  48. 48.
    Raikher, Y.L., Stolbov, O.V.: Magnetodeformational effect in ferrogel samples. JMMM 258/259, 477 (2003)CrossRefGoogle Scholar
  49. 49.
    Zubarev, A.Y.: On the theory of the magnetic deformation of ferrogels. Soft Matter 8(11), 3174–3179 (2012)CrossRefGoogle Scholar
  50. 50.
    Ivaneyko, D., Toshchevikov, V., Saphiannikova, M., Heinrich, G.: Effects of particle distribution on mechanical properties of magneto-sensitive elastomers in a homogeneous magnetic field. Condens. Matter Phys. 15(3), 33601 (2012)CrossRefGoogle Scholar
  51. 51.
    Weeber, R., Holm, C.: Interplay between particle microstructure, network topology and sample shape in magnetic gels—a molecular dynamics simulation study. arxiv:1704.06578 (2017)
  52. 52.
    Annunziata, M.A., Menzel, A.M., Löwen, H.: Hardening transition in a one-dimensional model for ferrogels. J. Chem. Phys. 138(20), 204906 (2013)CrossRefGoogle Scholar
  53. 53.
    Pessot, G., Schümann, M., Gundermann, T., Odenbach, S., Löwen, H., Menzel, A.M.: Tunable dynamic moduli of magnetic elastomers: from characterization by x-ray micro-computed tomography to mesoscopic modeling. J. Phys. Condens. Matter 30, 125101 (2018)CrossRefGoogle Scholar
  54. 54.
    Backes, S., Witt, M.U., Roeben, E., Kuhrts, L., Aleed, S., Schmidt, A.M., von Klitzing, R.: Loading of pnipam based microgels with cofe2o4 nanoparticles and their magnetic response in bulk and at surfaces. J. Phys. Chem. B 119(36), 12129–12137 (2015)CrossRefGoogle Scholar
  55. 55.
    Minina, E.S., Sánchez, P.A., Likos, C.N., Kantorovich, S.S.: The influence of the magnetic filler concentration on the properties of a microgel particle: zero-field case. J. Magn. Magn. Mater. 459, 226–230 (2018)CrossRefGoogle Scholar
  56. 56.
    Pessot, G., Weeber, R., Holm, C., Löwen, H., Menzel, A.M.: Towards a scale-bridging description of ferrogels and magnetic elastomers. J. Phys. Condens.
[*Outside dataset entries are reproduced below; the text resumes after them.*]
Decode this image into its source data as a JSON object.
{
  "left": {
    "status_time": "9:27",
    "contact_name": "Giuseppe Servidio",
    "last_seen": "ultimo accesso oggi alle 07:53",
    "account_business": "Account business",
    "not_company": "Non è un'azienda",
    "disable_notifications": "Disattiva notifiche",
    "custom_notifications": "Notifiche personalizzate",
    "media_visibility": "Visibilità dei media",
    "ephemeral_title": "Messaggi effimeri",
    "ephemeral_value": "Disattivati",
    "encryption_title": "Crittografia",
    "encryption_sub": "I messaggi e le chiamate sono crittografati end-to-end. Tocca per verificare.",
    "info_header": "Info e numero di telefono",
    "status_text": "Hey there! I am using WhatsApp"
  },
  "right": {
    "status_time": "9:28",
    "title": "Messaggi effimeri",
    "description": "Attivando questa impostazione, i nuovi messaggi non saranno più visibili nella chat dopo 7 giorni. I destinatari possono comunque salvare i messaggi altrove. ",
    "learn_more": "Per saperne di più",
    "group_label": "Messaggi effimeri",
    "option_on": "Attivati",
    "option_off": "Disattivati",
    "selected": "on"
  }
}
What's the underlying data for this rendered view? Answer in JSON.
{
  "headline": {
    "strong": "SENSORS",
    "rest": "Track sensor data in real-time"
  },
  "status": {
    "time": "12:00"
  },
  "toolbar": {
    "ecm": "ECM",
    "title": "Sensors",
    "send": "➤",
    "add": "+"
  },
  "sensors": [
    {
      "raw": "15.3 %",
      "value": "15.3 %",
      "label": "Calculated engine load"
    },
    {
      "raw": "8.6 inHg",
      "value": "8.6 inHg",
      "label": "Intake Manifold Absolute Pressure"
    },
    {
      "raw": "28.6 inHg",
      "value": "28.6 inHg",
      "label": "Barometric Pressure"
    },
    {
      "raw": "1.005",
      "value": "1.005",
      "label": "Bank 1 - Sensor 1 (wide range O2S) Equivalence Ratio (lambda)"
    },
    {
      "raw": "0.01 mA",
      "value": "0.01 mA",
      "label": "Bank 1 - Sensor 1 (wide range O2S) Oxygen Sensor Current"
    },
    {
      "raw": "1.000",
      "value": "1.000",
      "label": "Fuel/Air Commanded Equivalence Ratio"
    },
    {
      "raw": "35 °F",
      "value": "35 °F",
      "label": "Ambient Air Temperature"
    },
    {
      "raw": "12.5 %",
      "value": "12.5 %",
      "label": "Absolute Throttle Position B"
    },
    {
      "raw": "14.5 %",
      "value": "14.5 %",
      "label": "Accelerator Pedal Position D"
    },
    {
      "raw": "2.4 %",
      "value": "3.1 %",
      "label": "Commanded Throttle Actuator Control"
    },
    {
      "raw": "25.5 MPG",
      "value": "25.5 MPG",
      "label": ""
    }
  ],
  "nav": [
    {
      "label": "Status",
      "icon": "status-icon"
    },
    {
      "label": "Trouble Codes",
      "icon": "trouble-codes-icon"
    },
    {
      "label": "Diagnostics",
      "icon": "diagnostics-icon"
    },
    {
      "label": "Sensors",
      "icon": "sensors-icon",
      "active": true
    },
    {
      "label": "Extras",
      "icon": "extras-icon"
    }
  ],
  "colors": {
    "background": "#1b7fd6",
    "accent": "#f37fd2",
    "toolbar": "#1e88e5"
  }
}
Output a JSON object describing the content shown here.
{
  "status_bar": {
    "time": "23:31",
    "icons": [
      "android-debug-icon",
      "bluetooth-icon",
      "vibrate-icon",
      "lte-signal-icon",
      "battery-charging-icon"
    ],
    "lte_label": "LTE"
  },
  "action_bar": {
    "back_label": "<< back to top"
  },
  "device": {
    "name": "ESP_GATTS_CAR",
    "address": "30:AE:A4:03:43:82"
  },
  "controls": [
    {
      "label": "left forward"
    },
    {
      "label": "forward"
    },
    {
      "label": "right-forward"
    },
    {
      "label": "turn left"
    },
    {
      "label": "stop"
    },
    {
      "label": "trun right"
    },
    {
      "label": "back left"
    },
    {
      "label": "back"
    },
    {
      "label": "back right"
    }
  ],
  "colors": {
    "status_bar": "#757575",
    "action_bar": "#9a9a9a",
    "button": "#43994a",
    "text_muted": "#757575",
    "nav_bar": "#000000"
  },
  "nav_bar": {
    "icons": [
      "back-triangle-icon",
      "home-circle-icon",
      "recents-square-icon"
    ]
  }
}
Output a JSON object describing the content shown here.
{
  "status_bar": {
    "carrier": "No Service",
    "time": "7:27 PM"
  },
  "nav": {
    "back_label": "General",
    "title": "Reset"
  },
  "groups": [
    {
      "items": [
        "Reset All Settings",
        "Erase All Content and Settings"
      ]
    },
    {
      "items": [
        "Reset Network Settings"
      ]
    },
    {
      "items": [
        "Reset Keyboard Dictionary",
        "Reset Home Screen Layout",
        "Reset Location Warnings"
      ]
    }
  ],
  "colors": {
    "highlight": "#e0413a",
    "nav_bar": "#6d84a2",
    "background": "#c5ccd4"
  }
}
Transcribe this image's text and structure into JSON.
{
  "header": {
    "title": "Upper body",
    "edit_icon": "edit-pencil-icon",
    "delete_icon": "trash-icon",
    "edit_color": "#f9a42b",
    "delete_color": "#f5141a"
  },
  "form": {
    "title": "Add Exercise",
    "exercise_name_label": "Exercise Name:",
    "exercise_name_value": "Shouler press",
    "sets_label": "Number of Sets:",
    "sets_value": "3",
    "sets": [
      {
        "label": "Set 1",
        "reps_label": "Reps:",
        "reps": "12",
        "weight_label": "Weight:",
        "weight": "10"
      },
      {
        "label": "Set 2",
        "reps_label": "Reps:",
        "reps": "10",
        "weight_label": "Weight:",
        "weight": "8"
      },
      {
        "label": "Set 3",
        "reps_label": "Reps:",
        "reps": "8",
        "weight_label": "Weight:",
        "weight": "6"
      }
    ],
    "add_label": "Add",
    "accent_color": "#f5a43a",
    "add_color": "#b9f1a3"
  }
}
Matter 27(32), 325105 (2015)CrossRefGoogle Scholar
  57. 57.
    Huang, S., Pessot, G., Cremer, P., Weeber, R., Holm, C., Nowak, J., Odenbach, S., Menzel, A.M., Auernhammer, G.K.: Buckling of paramagnetic chains in soft gels. Soft Matter 12(1), 228–237 (2016)CrossRefGoogle Scholar
  58. 58.
    Cremer, P., Löwen, H., Menzel, A.M.: Tailoring superelasticity of soft magnetic materials. Appl. Phys. Lett. 107(17), 171903 (2015)CrossRefGoogle Scholar

Copyright information

© Springer-Verlag GmbH Germany, part of Springer Nature 2018

Authors and Affiliations

  • Rudolf Weeber
    • 1
    Email author
  • Patrick Kreissl
    • 1
  • Christian Holm
    • 1
  1. 1.Institut für ComputerphysikUniversität StuttgartStuttgartGermany

Personalised recommendations